I recently watched a video/podcast by Lewis Howes, a former professional Arena Football player and author of School for Greatness, and Greg Glassman, founder of Crossfit, arguably the most popular fitness phenomena in the world today.
A couple of comments made during the entire hour and twenty minute interview really caught my attention. I think you’ll find them interesting too.
I found the most interesting comment to be around the subject of the number of injuries that come out of the Crossfit program as well as other exercise programs. Of course there is the potential for injury in all forms of exercise, from doing jumping jacks in elementary school to sports like rock climbing, football, skiing, and other active sports.
Glassman noted that approximately 70% of Americans will die as a result of chronic disease, long before their expected lifespans have run out. 30% of Americans will die of other causes including old age. He said that although there is a likelihood of injury in any form of exercise, Americans should be willing to trade a few strains and sprains to offset the risk of dying prematurely as a result of chronic disease. He said that to bring the injury rate from exercise down to zero, you would have to cut back on the effectiveness of any fitness program.
Glassman cited a British Exercise Scientist who observed that our modern times are the first times in history that people had to “exercise” to find health. Our ancestors got all the “exercise” they needed from their daily routines. He said that nobody “invented” the chin up — our ancestors knew how to climb trees just fine. Nobody “invented” the dead lift. Our ancestors were always picking up heavy things off the ground.
That same British Exercise Scientist also cited a study of British bus operators and noted that the stand-up ticket takers has less heart attacks and lived longer than the sit down drivers, even though they may have been hired at the same time and received the same pay. Interesting. Is sitting really today’s smoking?
Glassman suggested that Crossfit’s program of fitness is the most elegant solution to the problem of people contracting and dying of chronic disease. I think this would apply to any program of exercise.
There’s a lot of good food for thought about the benefits of exercise in that interview. If you want to watch the entire hour and twenty minutes, here’s the link: https://www.youtube.com/watch?v=Ts94YY7VNoY.

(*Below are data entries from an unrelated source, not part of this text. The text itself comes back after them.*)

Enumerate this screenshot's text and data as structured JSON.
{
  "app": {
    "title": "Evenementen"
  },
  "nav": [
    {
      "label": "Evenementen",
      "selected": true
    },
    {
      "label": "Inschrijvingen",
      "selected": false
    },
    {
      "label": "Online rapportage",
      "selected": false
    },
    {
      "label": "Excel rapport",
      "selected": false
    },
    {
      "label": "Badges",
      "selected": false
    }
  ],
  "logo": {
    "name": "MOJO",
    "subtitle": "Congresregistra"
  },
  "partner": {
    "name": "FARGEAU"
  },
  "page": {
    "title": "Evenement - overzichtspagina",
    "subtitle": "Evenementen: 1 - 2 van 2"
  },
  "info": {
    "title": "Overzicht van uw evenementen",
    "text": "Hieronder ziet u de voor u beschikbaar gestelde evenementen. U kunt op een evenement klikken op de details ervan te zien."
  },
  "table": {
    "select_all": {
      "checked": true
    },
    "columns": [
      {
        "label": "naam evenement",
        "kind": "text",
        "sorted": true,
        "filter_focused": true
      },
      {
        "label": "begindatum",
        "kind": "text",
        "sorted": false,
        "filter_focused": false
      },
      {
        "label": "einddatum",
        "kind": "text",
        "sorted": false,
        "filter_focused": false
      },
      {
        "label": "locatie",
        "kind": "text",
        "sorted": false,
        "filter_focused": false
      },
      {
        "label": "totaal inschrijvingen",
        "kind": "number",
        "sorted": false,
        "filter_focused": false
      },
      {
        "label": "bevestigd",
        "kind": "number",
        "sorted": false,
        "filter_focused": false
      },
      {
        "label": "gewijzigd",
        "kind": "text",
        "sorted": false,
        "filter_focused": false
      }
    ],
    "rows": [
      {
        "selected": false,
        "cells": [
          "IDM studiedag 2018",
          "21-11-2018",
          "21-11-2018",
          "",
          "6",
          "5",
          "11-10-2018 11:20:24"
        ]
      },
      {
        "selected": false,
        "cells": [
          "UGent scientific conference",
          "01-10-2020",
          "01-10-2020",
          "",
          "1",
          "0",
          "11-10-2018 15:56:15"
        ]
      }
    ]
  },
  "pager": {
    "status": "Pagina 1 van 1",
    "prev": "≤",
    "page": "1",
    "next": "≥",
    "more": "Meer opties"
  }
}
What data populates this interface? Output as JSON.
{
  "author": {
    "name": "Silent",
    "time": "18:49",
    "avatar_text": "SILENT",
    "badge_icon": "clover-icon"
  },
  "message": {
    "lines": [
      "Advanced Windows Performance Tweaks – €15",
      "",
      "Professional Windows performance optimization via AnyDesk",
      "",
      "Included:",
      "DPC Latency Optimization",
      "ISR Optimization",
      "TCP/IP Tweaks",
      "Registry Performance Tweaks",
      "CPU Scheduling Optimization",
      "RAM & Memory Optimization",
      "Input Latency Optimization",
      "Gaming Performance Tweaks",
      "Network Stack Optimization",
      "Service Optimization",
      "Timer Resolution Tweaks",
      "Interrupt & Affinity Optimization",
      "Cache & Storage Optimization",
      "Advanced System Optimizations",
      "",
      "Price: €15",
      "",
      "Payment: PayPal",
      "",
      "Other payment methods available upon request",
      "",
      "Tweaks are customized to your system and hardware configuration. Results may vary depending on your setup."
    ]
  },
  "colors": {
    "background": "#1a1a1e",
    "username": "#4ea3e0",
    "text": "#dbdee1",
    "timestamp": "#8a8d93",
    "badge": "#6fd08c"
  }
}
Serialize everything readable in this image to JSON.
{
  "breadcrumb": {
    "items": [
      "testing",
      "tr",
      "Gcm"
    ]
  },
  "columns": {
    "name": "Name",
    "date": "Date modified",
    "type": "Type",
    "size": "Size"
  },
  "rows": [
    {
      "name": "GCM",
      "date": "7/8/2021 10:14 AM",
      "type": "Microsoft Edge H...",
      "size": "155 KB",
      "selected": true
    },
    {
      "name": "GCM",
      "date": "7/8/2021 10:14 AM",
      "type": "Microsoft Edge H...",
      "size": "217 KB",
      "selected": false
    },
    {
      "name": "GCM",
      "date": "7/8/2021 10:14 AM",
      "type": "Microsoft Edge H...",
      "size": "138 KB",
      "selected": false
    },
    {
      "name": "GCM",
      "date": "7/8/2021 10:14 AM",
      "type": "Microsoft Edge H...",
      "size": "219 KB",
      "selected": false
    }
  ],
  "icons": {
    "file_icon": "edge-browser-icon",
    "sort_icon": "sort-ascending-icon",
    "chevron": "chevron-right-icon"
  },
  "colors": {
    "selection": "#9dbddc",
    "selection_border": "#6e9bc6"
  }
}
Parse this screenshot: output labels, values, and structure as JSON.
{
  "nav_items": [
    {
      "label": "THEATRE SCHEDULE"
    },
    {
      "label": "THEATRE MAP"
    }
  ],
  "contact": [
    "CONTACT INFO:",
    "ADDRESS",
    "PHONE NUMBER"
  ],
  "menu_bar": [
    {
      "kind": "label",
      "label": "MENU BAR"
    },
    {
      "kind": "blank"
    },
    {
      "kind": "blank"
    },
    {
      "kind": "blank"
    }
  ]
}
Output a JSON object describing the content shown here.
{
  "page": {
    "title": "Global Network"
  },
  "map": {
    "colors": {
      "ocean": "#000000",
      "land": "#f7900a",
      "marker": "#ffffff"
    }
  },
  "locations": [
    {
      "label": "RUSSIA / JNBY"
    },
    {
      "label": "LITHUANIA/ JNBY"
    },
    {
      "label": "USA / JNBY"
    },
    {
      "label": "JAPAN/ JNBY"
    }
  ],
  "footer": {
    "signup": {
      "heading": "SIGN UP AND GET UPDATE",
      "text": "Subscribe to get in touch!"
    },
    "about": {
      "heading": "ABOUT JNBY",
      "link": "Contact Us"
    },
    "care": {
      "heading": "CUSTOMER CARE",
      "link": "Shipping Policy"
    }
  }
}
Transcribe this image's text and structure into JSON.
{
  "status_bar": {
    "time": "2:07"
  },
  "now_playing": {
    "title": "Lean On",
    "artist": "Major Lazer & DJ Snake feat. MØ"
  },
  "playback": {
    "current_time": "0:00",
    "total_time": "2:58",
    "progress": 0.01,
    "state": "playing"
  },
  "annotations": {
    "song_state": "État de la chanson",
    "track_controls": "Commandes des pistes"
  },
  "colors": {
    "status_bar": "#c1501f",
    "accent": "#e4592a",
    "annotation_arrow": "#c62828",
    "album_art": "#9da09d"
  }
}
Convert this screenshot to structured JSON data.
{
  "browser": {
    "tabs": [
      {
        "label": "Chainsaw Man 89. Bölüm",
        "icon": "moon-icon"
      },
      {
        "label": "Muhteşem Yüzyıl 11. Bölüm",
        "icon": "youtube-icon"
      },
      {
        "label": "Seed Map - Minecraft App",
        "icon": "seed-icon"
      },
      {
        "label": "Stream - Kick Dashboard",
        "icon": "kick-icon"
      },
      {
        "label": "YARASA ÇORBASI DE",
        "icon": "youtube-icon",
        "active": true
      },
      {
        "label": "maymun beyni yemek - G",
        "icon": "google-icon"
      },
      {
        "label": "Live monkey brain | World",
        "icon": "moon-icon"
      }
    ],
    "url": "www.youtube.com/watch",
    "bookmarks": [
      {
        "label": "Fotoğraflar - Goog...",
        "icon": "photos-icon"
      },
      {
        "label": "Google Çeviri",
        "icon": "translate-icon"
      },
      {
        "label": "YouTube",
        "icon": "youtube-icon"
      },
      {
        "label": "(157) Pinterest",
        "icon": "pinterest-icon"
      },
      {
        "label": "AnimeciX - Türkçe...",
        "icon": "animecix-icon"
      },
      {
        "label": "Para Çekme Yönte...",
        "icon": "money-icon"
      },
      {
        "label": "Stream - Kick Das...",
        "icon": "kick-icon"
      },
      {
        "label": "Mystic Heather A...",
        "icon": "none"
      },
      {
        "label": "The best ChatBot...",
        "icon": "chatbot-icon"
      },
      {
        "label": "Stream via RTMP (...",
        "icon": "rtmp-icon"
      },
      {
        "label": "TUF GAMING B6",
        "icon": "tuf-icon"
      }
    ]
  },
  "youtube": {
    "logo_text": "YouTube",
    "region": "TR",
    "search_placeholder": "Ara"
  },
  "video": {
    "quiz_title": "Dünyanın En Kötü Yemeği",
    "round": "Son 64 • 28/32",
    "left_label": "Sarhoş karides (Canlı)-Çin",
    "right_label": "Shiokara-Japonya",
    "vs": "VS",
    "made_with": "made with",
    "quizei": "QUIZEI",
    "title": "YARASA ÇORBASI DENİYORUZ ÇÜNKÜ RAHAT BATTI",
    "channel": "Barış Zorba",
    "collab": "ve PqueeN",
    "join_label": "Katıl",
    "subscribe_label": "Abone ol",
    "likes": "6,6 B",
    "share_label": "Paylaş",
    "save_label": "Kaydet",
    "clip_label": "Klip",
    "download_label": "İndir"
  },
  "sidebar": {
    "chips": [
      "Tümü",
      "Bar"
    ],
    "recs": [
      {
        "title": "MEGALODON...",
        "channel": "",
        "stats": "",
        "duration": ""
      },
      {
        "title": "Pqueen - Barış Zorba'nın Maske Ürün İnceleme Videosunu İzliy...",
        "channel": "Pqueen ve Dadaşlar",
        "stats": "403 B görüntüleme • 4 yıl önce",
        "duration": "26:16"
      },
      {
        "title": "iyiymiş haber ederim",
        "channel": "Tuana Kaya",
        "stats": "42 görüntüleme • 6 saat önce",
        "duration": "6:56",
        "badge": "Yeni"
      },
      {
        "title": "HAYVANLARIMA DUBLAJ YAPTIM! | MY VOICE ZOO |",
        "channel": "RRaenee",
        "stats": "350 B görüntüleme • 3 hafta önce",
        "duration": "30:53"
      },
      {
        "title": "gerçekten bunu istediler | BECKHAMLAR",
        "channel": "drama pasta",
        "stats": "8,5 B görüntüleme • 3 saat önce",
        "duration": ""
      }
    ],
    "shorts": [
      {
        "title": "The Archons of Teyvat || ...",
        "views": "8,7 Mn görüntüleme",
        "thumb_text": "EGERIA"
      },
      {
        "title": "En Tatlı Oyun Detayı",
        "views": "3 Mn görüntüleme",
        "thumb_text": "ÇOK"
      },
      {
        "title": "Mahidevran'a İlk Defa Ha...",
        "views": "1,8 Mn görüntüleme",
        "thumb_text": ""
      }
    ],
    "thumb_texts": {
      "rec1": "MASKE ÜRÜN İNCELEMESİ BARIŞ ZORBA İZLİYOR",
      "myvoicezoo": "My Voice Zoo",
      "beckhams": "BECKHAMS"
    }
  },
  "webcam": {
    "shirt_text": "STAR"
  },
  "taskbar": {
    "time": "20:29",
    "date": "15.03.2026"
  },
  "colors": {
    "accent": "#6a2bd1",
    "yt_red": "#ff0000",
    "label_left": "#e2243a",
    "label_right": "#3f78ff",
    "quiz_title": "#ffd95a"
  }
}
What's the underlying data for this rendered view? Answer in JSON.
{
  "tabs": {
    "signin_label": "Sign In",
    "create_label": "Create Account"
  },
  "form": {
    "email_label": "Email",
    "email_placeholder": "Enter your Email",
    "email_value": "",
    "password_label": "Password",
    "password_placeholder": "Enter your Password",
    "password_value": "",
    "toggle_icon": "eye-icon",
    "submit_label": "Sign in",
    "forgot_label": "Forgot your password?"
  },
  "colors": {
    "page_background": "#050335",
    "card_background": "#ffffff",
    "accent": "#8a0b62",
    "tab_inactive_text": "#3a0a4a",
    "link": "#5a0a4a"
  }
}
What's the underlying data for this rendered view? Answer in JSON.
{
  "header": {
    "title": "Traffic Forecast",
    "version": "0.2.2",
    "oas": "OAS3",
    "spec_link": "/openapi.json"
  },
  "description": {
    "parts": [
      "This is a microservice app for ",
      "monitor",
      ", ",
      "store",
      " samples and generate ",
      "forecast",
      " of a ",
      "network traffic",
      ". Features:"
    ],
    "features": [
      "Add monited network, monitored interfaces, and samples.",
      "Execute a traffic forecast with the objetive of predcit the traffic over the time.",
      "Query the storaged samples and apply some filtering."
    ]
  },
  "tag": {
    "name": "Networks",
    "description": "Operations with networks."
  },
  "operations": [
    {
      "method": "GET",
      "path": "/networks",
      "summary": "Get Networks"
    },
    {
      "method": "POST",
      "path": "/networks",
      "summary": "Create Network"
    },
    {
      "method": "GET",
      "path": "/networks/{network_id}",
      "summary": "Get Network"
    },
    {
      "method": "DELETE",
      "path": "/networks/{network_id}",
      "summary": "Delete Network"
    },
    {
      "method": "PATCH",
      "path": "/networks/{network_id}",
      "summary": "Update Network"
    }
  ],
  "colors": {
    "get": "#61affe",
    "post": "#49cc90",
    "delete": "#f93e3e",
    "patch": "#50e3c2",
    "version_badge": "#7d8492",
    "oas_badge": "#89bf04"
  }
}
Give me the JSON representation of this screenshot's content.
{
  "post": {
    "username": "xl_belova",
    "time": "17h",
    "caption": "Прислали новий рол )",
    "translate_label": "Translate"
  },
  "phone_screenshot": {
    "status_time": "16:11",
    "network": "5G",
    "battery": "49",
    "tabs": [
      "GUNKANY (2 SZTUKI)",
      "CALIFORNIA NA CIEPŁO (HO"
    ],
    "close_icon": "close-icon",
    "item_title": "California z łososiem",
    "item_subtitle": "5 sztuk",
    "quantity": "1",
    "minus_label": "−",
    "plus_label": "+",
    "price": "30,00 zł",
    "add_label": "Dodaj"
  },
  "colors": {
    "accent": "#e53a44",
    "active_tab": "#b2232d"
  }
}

Glassman said that it’s hard to measure the benefits of exercise and fitness against the costs of chronic disease. He said that we’ll never count the heart attacks that never happen or the Alzheimer’s that never develops. Well said.
Thank you for reading.